Show each line of the listing in which the word "from" occurs.
[[ TASK INPUT open ]]
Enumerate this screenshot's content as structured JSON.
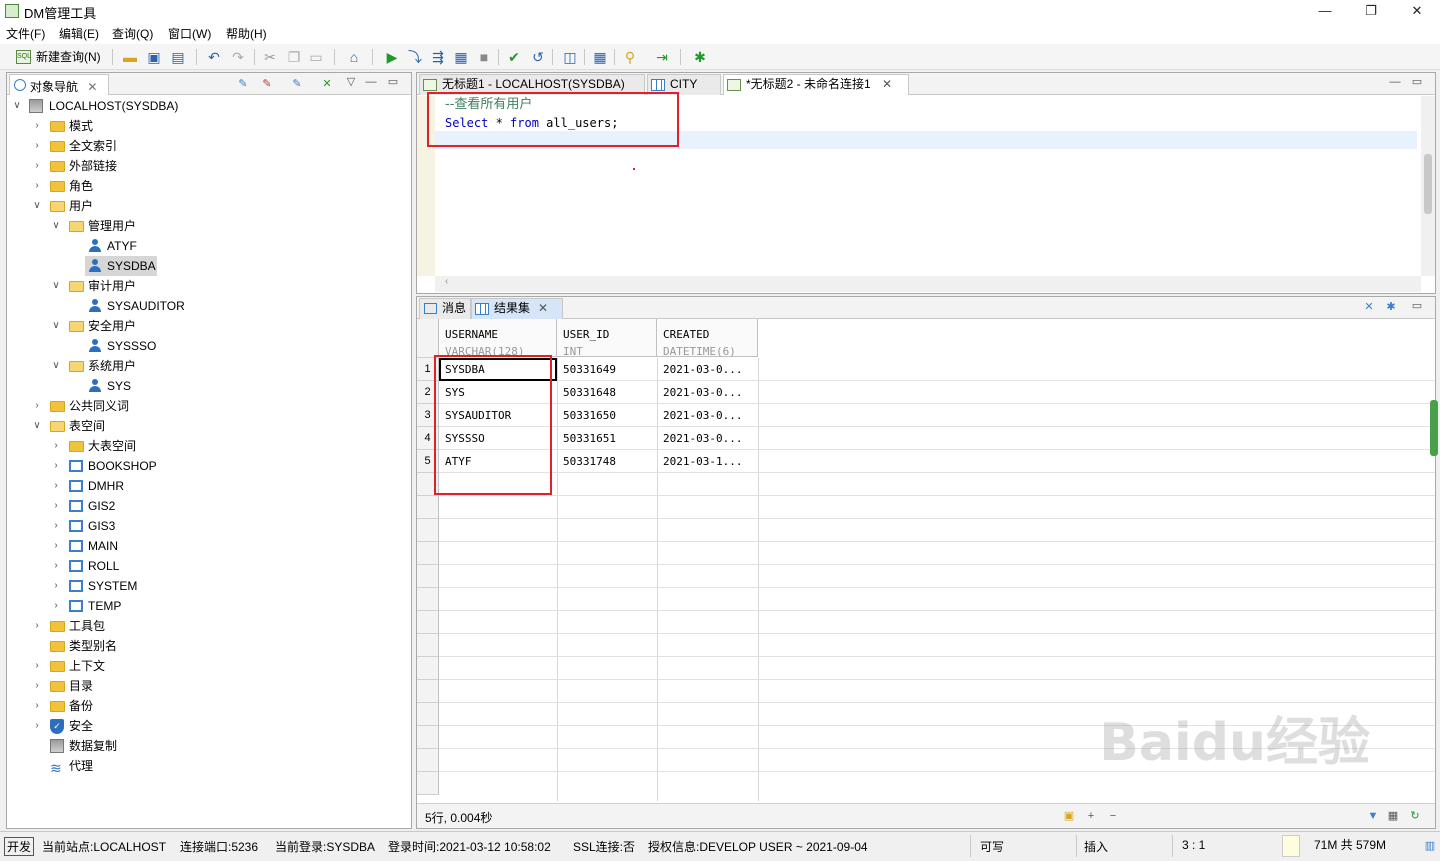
{
  "window": {
    "title": "DM管理工具",
    "minimize": "—",
    "restore": "❐",
    "close": "✕"
  },
  "menu": [
    "文件(F)",
    "编辑(E)",
    "查询(Q)",
    "窗口(W)",
    "帮助(H)"
  ],
  "toolbar": {
    "new_query": "新建查询(N)",
    "sql_icon_text": "SQL"
  },
  "navigator": {
    "tab_label": "对象导航",
    "root": "LOCALHOST(SYSDBA)",
    "items": {
      "schema": "模式",
      "fulltext": "全文索引",
      "dblink": "外部链接",
      "role": "角色",
      "user": "用户",
      "admin_users": "管理用户",
      "atyf": "ATYF",
      "sysdba": "SYSDBA",
      "audit_users": "审计用户",
      "sysauditor": "SYSAUDITOR",
      "security_users": "安全用户",
      "syssso": "SYSSSO",
      "system_users": "系统用户",
      "sys": "SYS",
      "public_synonym": "公共同义词",
      "tablespace": "表空间",
      "big_tablespace": "大表空间",
      "bookshop": "BOOKSHOP",
      "dmhr": "DMHR",
      "gis2": "GIS2",
      "gis3": "GIS3",
      "main": "MAIN",
      "roll": "ROLL",
      "system": "SYSTEM",
      "temp": "TEMP",
      "toolkit": "工具包",
      "type_alias": "类型别名",
      "context": "上下文",
      "directory": "目录",
      "backup": "备份",
      "security": "安全",
      "replication": "数据复制",
      "proxy": "代理"
    }
  },
  "editor": {
    "tabs": [
      "无标题1 - LOCALHOST(SYSDBA)",
      "CITY",
      "*无标题2 - 未命名连接1"
    ],
    "comment": "--查看所有用户",
    "kw_select": "Select",
    "star": " * ",
    "kw_from": "from",
    "rest": " all_users;"
  },
  "results": {
    "tabs": [
      "消息",
      "结果集"
    ],
    "columns": [
      {
        "name": "USERNAME",
        "type": "VARCHAR(128)"
      },
      {
        "name": "USER_ID",
        "type": "INT"
      },
      {
        "name": "CREATED",
        "type": "DATETIME(6)"
      }
    ],
    "rows": [
      [
        "SYSDBA",
        "50331649",
        "2021-03-0..."
      ],
      [
        "SYS",
        "50331648",
        "2021-03-0..."
      ],
      [
        "SYSAUDITOR",
        "50331650",
        "2021-03-0..."
      ],
      [
        "SYSSSO",
        "50331651",
        "2021-03-0..."
      ],
      [
        "ATYF",
        "50331748",
        "2021-03-1..."
      ]
    ],
    "row_numbers": [
      "1",
      "2",
      "3",
      "4",
      "5"
    ],
    "status": "5行, 0.004秒"
  },
  "statusbar": {
    "mode": "开发",
    "site": "当前站点:LOCALHOST",
    "port": "连接端口:5236",
    "login": "当前登录:SYSDBA",
    "login_time": "登录时间:2021-03-12 10:58:02",
    "ssl": "SSL连接:否",
    "license": "授权信息:DEVELOP USER ~ 2021-09-04",
    "writable": "可写",
    "insert": "插入",
    "cursor": "3 : 1",
    "memory": "71M 共 579M"
  },
  "watermark": "Baidu经验",
  "colors": {
    "highlight_box": "#e0202a",
    "keyword": "#0000c0",
    "comment": "#3f7f5f"
  }
}
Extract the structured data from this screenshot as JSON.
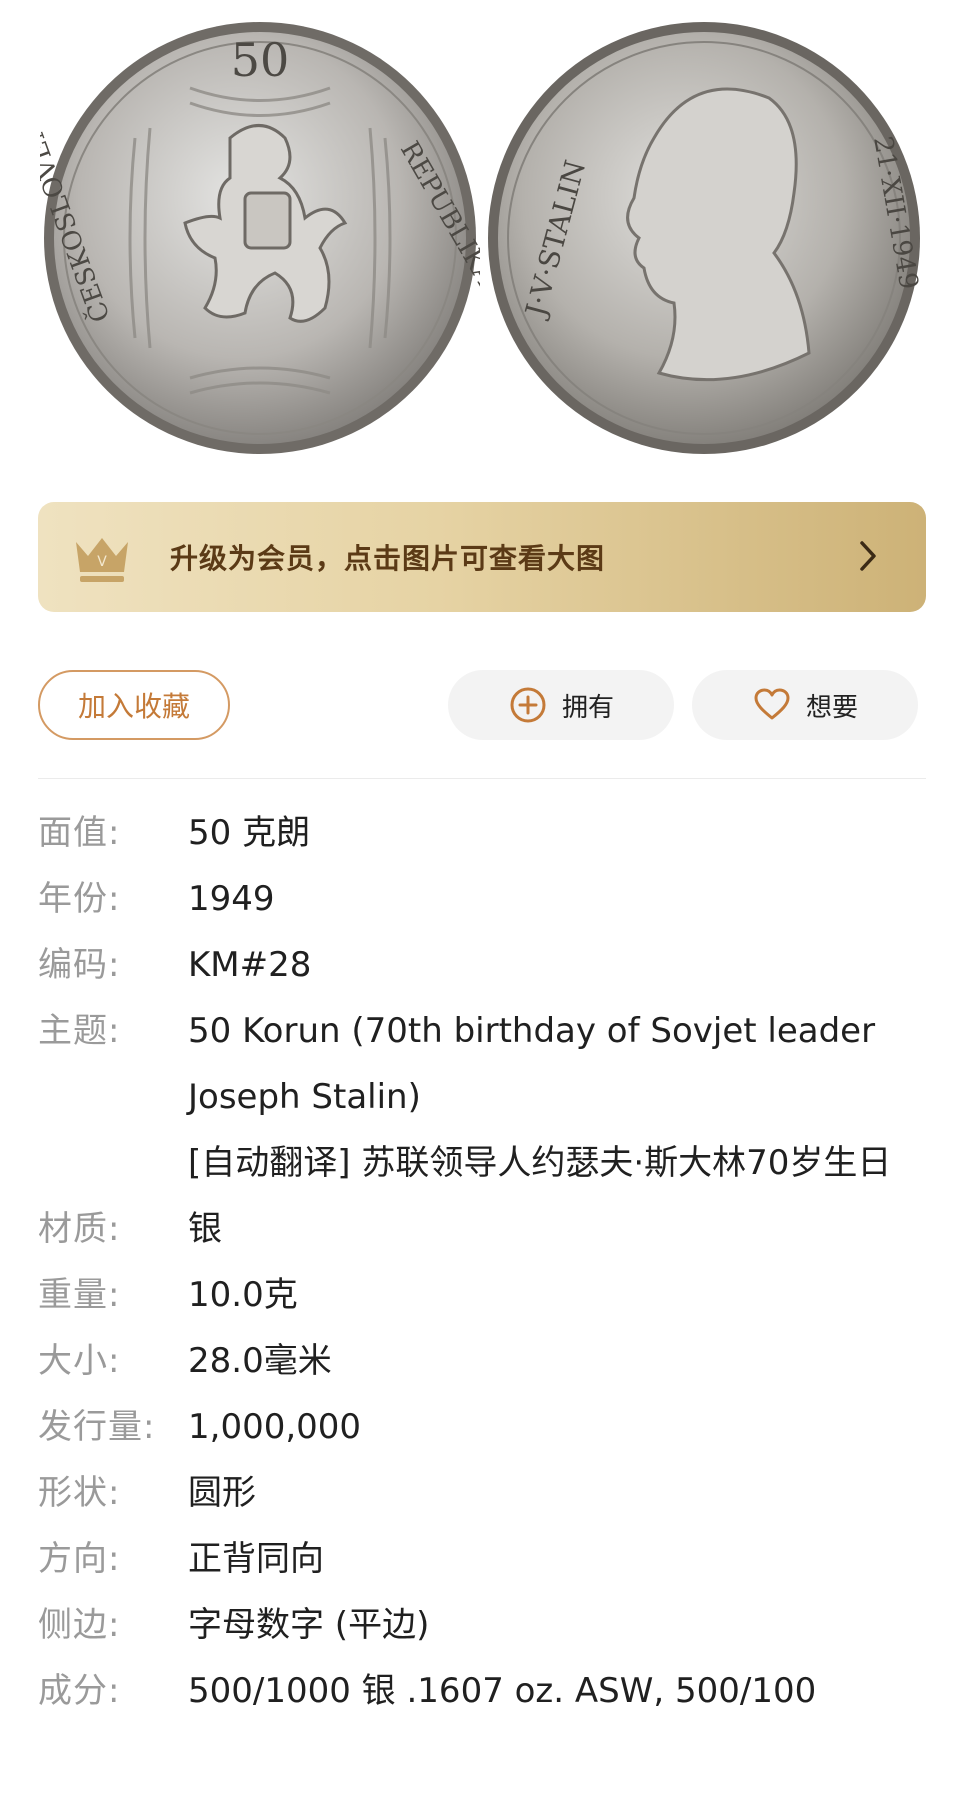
{
  "banner": {
    "text": "升级为会员，点击图片可查看大图"
  },
  "actions": {
    "favorite_label": "加入收藏",
    "own_label": "拥有",
    "want_label": "想要"
  },
  "coin": {
    "obverse_denomination": "50",
    "obverse_legend_right": "REPUBLIKA",
    "obverse_legend_left": "ČESKOSLOVENSKÁ",
    "reverse_name": "J·V·STALIN",
    "reverse_date": "21·XII·1949"
  },
  "details": [
    {
      "key": "面值:",
      "value": "50 克朗"
    },
    {
      "key": "年份:",
      "value": "1949"
    },
    {
      "key": "编码:",
      "value": "KM#28"
    },
    {
      "key": "主题:",
      "value": "50 Korun (70th birthday of Sovjet leader Joseph Stalin)",
      "value2": "[自动翻译] 苏联领导人约瑟夫·斯大林70岁生日"
    },
    {
      "key": "材质:",
      "value": "银"
    },
    {
      "key": "重量:",
      "value": "10.0克"
    },
    {
      "key": "大小:",
      "value": "28.0毫米"
    },
    {
      "key": "发行量:",
      "value": "1,000,000"
    },
    {
      "key": "形状:",
      "value": "圆形"
    },
    {
      "key": "方向:",
      "value": "正背同向"
    },
    {
      "key": "侧边:",
      "value": "字母数字 (平边)"
    },
    {
      "key": "成分:",
      "value": "500/1000 银 .1607 oz. ASW, 500/100"
    }
  ],
  "colors": {
    "accent": "#c47a38",
    "banner_text": "#5b3a16",
    "label_gray": "#9a9a9a"
  }
}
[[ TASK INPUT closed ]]
* RESULT OF THE TASK:
    "kw_from": "from",
Extract the structured data from this screenshot as JSON.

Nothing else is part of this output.